I have seen such relationships in the diverse colors and varieties that life has to offer -- inter-generational, inter-racial, inter-national, intra-generational, open relationships -- each and every one in a seemingly impossible state of equilibrium and negative entropy.

I usually end up meeting the older partner among the couple in these relationships. On almost all such occasions, I have been able to form a strong bond of friendship with them. They tell me stories about how they met their partner, sometimes decades back, how they have established a niche of a live-in relationship together, and how happy they are in their present state of affairs. Some are open relationships where the sexual drive has often died and yet the emotional component is as strong as ever.

I often wonder what is it that drives such people. If being gay is often considered synonymous to promiscuity, and ergo frivolous and incapable of relationship sustenance or emotional depth, how can such beautiful relationships exist? To answer this question, we must ask another question. Maybe I'm not digging deep enough or I'm over-generalizing -- but why are such relationships so rare in the straight world?

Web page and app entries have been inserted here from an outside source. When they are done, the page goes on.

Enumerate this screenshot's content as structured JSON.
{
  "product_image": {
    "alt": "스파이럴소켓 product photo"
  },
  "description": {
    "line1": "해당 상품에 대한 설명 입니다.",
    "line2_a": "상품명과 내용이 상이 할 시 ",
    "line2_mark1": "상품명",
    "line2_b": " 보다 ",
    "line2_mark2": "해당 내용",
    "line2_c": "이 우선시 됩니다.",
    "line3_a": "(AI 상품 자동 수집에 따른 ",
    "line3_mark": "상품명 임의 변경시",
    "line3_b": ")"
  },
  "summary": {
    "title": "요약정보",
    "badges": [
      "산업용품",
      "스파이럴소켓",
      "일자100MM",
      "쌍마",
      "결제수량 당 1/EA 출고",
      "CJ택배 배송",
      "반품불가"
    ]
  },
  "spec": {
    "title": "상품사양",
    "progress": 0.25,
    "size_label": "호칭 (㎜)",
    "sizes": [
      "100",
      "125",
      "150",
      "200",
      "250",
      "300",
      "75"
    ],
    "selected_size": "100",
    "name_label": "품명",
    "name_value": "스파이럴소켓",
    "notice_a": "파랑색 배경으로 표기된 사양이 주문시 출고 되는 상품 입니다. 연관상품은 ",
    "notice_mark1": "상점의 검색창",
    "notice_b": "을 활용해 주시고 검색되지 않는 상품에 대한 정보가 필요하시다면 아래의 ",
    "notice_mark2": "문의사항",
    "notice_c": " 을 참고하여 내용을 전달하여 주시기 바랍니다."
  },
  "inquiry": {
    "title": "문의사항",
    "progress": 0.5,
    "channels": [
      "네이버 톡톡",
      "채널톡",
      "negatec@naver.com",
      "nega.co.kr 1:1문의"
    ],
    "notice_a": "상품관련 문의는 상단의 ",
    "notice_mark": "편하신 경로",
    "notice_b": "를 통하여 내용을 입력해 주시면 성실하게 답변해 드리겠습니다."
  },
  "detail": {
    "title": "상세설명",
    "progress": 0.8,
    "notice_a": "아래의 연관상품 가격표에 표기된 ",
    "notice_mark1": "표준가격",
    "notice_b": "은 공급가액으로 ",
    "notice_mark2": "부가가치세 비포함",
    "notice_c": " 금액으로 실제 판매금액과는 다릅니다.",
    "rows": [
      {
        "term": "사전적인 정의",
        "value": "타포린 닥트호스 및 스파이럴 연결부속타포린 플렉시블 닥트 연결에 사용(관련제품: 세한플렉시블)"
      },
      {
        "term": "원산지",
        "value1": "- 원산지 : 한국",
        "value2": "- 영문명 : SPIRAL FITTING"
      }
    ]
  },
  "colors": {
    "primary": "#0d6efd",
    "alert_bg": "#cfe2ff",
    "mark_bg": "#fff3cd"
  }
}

The reason probably lies in the disassociation of sex from being anchored to a deep-rooted emotional or procreative component, thereby freeing it to be an activity of pleasure and happiness. Remember, the institution of straight marriage has generally castigated non-procreative sex between two consenting adults. Marriage -- I must re-iterate, straight marriage -- has been promoted as a necessity for a successful social life.

Had love between any two individuals (above legal age) been encouraged instead of marriage, and had sex just been left to the discretion of two individuals who express love toward each other in a variety of durations -- some being transient like a one-night stand and some being transcendent, lasting many decades -- there would have been more instances of such harmonious relationships, don't you think?

Aug 1, 2010

Oversleeping yet again

I fucked up. Yet again thanks to my alarm clock. Yesterday morning, I was supposed to get up at six thirty, take a shower, and head to my office where a bus would have been ready to take us all to a picnic. I was so looking forward to it -- to spend a couple of days with the fun-nest of colleagues that you can expect to find. I had neatly sorted out the different set of clothes and other thinkgs that I needed to bring on my bed and had gone to bed, albeit late in the night, on the couch watching a movie.

My friends must have called me to wake me up a dozen times or something. I didn't wake up. My alarm clock had given up on me once more. This time, more permanently -- the battery case had been broken and there is no possible way to fix it -- and I slept through until after 9 'O Clock, much later than the scheduled departure.

I was so friggin' ashamed that I didn't feel like answering their messages and calls. I went back to sleep. I don't know how I can face them tomorrow. I'm such a jerk! :-( The only good thing to have happened is that I got to spend close to 12 hours yesterday and today to sleep and I would be refreshed for work tomorrow.

But, what's wrong with me? Is it the pills that I'm taking? Is it the increased stress at work? Or am I growing lazier?